Look through the material below for "screenshot". Copy every line that contains it.

---

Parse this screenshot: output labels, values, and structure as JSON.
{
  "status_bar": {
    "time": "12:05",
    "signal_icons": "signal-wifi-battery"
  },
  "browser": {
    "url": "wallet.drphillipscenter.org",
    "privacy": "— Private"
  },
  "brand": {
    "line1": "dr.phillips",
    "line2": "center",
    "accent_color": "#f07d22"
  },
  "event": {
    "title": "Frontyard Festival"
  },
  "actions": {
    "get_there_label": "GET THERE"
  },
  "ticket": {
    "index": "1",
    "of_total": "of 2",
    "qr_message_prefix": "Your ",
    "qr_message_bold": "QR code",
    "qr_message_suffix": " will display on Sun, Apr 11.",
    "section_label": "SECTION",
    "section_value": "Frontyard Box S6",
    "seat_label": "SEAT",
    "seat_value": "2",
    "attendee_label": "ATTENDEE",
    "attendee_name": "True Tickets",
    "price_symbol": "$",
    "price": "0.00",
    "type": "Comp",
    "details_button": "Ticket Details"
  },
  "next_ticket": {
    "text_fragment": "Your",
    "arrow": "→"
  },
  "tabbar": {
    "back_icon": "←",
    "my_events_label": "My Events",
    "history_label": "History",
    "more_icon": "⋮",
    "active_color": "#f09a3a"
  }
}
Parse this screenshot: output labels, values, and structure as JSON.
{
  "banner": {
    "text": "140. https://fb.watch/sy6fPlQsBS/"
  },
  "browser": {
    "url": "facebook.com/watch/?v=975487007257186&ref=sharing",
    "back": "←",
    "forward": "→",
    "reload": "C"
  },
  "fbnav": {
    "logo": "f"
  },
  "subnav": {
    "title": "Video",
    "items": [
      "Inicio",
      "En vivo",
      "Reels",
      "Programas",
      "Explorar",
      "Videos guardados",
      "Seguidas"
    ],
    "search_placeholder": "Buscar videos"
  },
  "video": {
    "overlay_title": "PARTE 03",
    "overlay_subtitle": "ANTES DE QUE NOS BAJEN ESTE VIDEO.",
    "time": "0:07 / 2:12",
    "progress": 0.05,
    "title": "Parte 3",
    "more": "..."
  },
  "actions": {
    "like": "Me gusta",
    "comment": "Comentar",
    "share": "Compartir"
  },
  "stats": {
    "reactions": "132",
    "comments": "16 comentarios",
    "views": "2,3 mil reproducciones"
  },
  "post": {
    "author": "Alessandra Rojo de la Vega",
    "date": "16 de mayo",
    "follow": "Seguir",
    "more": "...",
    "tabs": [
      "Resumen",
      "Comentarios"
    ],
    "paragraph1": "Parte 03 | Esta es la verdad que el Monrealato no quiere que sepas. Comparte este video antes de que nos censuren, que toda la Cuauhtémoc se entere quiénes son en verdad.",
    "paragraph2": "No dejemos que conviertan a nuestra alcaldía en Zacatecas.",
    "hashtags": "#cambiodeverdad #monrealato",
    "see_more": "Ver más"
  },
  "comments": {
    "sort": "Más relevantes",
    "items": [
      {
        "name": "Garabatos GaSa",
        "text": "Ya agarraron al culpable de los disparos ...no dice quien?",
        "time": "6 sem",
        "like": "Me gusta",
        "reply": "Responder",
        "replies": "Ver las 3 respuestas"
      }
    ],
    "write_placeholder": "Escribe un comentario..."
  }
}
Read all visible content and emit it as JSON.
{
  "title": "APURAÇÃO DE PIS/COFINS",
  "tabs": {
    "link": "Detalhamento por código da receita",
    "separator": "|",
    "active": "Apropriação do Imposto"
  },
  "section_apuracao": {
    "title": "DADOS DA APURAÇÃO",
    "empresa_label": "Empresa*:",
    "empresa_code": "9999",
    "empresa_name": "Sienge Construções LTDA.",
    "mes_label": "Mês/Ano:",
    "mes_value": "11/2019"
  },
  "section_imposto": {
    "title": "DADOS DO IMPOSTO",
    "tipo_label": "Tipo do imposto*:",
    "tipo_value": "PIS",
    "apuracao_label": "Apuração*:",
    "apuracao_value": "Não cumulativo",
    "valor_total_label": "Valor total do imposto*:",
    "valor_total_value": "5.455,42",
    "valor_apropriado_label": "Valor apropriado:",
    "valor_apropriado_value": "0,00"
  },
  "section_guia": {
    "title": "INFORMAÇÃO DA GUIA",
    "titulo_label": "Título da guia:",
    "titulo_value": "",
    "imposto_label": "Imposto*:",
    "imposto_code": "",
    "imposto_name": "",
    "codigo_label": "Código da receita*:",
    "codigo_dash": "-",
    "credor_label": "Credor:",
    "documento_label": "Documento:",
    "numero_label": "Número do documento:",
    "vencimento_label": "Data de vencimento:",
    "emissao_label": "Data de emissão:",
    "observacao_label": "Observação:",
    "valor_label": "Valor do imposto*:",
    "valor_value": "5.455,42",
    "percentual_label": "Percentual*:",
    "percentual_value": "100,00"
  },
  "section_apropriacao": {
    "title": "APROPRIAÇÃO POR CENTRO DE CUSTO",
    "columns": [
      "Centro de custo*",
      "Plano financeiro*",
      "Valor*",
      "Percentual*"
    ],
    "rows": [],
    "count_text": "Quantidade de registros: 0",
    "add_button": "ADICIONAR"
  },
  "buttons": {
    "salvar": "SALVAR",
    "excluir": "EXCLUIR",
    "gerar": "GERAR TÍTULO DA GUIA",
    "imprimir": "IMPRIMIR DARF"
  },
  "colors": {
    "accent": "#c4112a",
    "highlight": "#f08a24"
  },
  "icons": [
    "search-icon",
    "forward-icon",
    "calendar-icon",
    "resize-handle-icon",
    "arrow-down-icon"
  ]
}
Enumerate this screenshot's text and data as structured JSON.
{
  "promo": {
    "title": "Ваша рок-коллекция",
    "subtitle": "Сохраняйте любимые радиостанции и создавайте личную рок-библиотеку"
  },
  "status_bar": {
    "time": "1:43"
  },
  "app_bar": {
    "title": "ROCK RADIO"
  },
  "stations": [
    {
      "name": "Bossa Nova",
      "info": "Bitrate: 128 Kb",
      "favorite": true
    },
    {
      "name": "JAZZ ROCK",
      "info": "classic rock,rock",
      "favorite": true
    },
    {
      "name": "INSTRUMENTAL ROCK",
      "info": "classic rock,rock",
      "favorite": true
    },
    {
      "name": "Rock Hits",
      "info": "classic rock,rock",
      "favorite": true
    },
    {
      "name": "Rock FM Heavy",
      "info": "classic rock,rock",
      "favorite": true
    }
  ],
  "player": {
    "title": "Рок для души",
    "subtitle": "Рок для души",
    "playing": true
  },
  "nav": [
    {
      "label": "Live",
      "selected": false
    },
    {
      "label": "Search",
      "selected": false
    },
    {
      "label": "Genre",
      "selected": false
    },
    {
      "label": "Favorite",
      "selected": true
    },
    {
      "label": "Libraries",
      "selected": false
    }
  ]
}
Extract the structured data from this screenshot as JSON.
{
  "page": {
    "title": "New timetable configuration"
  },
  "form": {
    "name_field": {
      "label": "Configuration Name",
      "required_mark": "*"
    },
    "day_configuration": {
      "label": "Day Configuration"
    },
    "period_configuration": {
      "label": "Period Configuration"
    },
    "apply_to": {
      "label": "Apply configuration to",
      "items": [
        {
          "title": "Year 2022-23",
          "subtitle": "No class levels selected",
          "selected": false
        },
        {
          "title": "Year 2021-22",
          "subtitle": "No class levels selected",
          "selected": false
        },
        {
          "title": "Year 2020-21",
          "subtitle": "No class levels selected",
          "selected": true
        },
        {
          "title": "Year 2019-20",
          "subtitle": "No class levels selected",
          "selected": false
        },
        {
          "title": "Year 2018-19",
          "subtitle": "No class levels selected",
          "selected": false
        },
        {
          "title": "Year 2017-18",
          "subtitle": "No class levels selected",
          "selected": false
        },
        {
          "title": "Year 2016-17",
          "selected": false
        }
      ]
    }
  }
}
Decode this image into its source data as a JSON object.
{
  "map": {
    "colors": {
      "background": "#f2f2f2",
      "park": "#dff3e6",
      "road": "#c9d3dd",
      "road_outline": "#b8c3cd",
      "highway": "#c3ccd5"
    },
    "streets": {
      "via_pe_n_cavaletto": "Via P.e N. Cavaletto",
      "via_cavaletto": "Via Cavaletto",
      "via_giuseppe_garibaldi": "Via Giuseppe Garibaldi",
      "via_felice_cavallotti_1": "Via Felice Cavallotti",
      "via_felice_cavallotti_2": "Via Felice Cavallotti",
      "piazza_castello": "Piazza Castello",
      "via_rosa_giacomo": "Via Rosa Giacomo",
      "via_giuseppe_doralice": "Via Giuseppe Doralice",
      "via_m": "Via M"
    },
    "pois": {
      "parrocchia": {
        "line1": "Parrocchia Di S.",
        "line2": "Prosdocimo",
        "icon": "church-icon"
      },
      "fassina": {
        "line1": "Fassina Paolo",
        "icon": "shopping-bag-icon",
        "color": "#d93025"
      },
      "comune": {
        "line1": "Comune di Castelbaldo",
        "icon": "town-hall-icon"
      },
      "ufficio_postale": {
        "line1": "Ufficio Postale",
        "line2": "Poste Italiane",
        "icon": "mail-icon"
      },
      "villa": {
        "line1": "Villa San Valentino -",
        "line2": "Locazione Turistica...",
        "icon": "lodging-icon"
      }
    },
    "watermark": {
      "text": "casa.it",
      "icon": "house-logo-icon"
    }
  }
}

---

> [Task response]:
Parse this screenshot: output labels, values, and structure as JSON.
Parse this screenshot: output labels, values, and structure as JSON.
Enumerate this screenshot's text and data as structured JSON.
Extract the structured data from this screenshot as JSON.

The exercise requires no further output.